I am convinced Sony will go in the direction of Quad Bayer stacked CMOS sensors for the A7S series and it’s a major reason we’ve waited so long for it. I also think the FS5’s electronically variable ND filter will be in the camera too.
Quad Bayer answers the conundrum of balancing low light performance and megapixel count. It is the best of both worlds and allows a 48 megapixel 8000 x 6000 image and 8K video – at the same time as 4000 x 3000 and 4K video with better low light performance.
The proof of concept is sitting in my hands right now. Step forward the mighty Xiaomi Mi 9 smartphone with 48 megapixel Sony Quad Bayer sensor and 960fps slow-mo.
Until recently Quad Bayer sensors have been seen in the Huawei photography flagships – the P20 Pro and P30 Pro. These however were standard designs. Sony now has a stacked Exmor RS version which enables the much faster readout for 8K video and even 1080p at 960fps (IMX 586 full specs here).
The first smartphone with this sensor to make use of 8K video is a gaming handset by ZTE but I am currently taking the same sensor for a test drive in a better all-round phone, the Xiaomi Mi 9 which rivals the P30 Pro and in my opinion beats it for stills and video quality.
Quad Bayer gives the sensor the ability to debayer in such a way that pixel size varies. The photodiode size on the Xiaomi Mi 9 smartphone sensor for example is incredibly small at just 0.8 micron, 10x smaller than a grain of pollen. Until now the manufacturing techniques haven’t been able to make a pixel design at this small of a pitch, due to cross talk and leakage between pixels. Now this problem has apparently been overcome.
A Quad Bayer sensor can double the pixel size at the expense of resolution. Thus the Xiaomi Mi 9 can output 8000 x 6000 images at 0.8 micron for the highest resolution in bright light, or do 4000 x 3000 images at 1.6 micron for the best low light performance I’ve yet seen in any smartphone, beating the Samsung S10+ and Pixel XL 3 with their standard 1.4 micron 12 megapixel sensors. What’s more the Mi 9 Transparent Edition has an F1.47 aperture 7 element lens compared to the F1.75 lens on the standard version and other similar smartphones.
Now it’s easy to see why this sensor could suit the A7S III, as well as the A7R III.

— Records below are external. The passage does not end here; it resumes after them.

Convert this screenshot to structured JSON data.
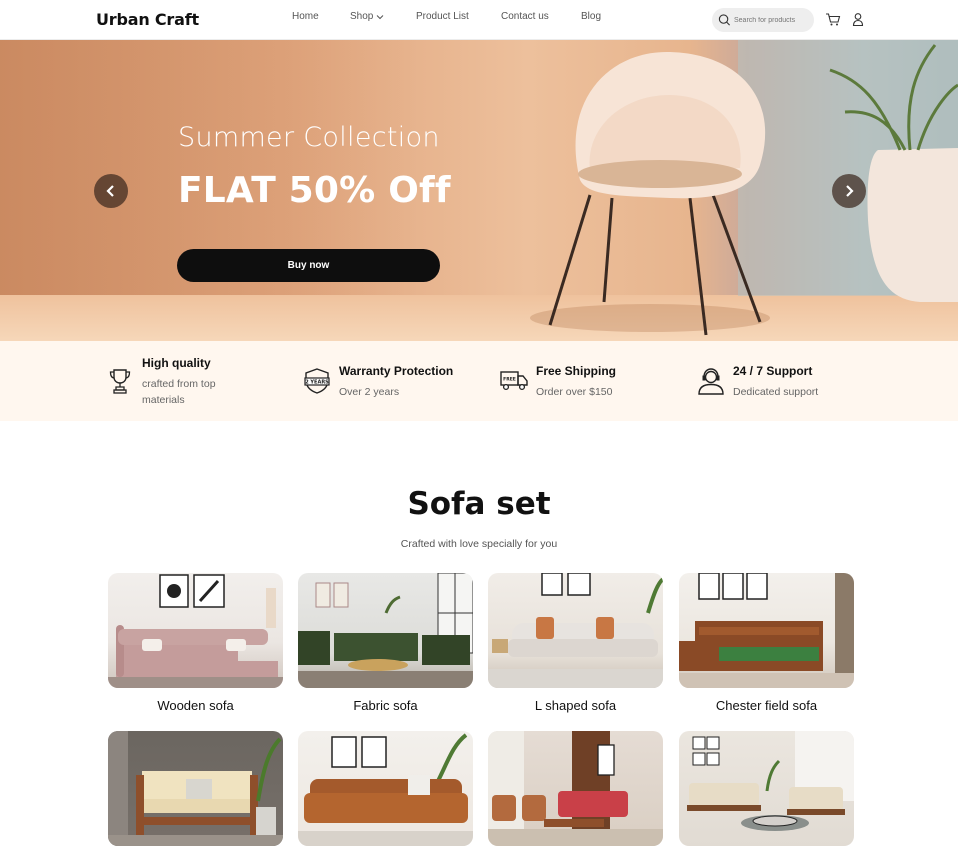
{
  "header": {
    "logo": "Urban Craft",
    "nav": [
      {
        "label": "Home"
      },
      {
        "label": "Shop"
      },
      {
        "label": "Product List"
      },
      {
        "label": "Contact us"
      },
      {
        "label": "Blog"
      }
    ],
    "search": {
      "placeholder": "Search for products",
      "icon": "search-icon"
    },
    "icons": [
      "cart-icon",
      "user-icon"
    ]
  },
  "hero": {
    "subtitle": "Summer Collection",
    "title": "FLAT 50% Off",
    "button": "Buy now",
    "prev_icon": "chevron-left-icon",
    "next_icon": "chevron-right-icon"
  },
  "features": [
    {
      "icon": "trophy-icon",
      "title": "High quality",
      "subtitle": "crafted from top materials"
    },
    {
      "icon": "warranty-badge-icon",
      "title": "Warranty Protection",
      "subtitle": "Over 2 years"
    },
    {
      "icon": "delivery-truck-icon",
      "title": "Free Shipping",
      "subtitle": "Order over $150"
    },
    {
      "icon": "support-agent-icon",
      "title": "24 / 7 Support",
      "subtitle": "Dedicated support"
    }
  ],
  "section": {
    "title": "Sofa set",
    "subtitle": "Crafted with love specially for you",
    "products": [
      {
        "label": "Wooden sofa"
      },
      {
        "label": "Fabric sofa"
      },
      {
        "label": "L shaped sofa"
      },
      {
        "label": "Chester field sofa"
      },
      {
        "label": ""
      },
      {
        "label": ""
      },
      {
        "label": ""
      },
      {
        "label": ""
      }
    ]
  },
  "colors": {
    "accent": "#0e0e0e",
    "features_bg": "#fff7ef",
    "hero_bg": "#e0a57d"
  }
}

The “dual-native” resolutions of a Quad Bayer sensor could mean Sony will eventually put the exact same sensor in the A7R III and A7S III, with different implementations in the image processor. The A7R III could output 48 megapixel stills and 4K video. The A7S III could output 12 megapixel stills and 8K video.

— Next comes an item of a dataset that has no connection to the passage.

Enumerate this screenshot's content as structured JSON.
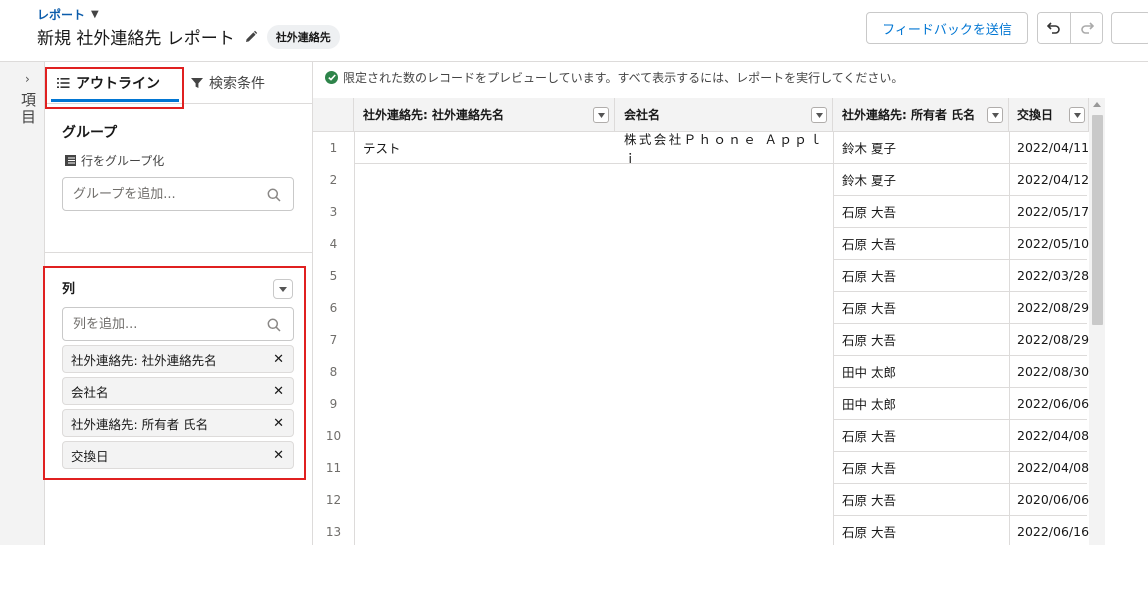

The stacked Exmor RS design allows the very fast readout. Benefits of that include 8K video and a full pixel readout 4K mode, high frame rate 1080p (up to 960fps), less rolling shutter and a crisper, more detailed live-view display with faster frame rate. In the phones that implement the stacked 48 megapixel sensor, video quality is far superior to the previous 40 megapixel sensor, a bit of a weak-point of the Huawei P20 Pro (and still is on the P30 Pro).

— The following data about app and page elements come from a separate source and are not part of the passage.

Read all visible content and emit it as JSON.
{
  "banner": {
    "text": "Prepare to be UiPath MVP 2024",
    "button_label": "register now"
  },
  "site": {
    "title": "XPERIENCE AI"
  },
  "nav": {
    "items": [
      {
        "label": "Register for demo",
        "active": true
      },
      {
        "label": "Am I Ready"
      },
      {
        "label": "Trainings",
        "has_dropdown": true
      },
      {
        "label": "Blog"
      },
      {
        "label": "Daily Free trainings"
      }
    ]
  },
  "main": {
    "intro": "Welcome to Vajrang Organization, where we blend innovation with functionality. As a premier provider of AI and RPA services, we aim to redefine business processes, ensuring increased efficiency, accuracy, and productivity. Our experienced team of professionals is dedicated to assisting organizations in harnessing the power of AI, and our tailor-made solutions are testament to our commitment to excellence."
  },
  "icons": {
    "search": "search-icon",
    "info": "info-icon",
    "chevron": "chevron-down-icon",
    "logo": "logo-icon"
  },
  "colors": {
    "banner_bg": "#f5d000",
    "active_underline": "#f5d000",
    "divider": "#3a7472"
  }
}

What is striking though about the latest Quad Bayer design from Sony is just how clean the low light performance is in video mode. You don’t even need to pixel peep the files, just hold up the Mi 9 and P30 Pro side by side. One is incredibly crisp and creamy under dim indoor lighting and the other is a pixilated mess in live-view. Then you take a look at the RAW results in 12 megapixel mode – wow is all I can say to that. ISO 9000 giving usable results on a smartphone? On a 48 megapixel sensor? Yes sir.
If this design of sensor is scaled up to a full frame chip, that my friends, is mission accomplished. Ultra high resolution 8K video without sacrificing low light performance in 4K or 12 megapixel stills mode. If the A7S III or IV is to go 8K, Quad Bayer is the way to do it.
I have a feeling we may see a smaller sensor first though – in particular a Micro Four Thirds size Quad Bayer sensor in the GH6 with a resolution of between 38 and 48 megapixels. This would solve the low light weakness of the Micro Four Thirds format at the same time as answering the call for higher resolutions than 20 megapixel. This will allow the system to keep pace with APS-C and full frame sensors as these escalate.
And Quad Bayer also allows far higher resolutions than 48 megapixels on a full frame sensor. That number is currently the limit on a smartphone due to the incredibly small pixel pitch needed for the manufacturing process at 0.8 micron. There’s no such limit on a full frame sensor even at 100 megapixel.
It appears Sony has a clear road-map and way forward to delivery astounding gains in performance.
Other manufacturers (especially Canon) better hope it can develop it’s own Quad Bayer sensors without infringing Sony’s patents or paying to license their designs, otherwise they are going to really struggle to match the performance of Sony’s chips in video mode and in low light on high resolution designs.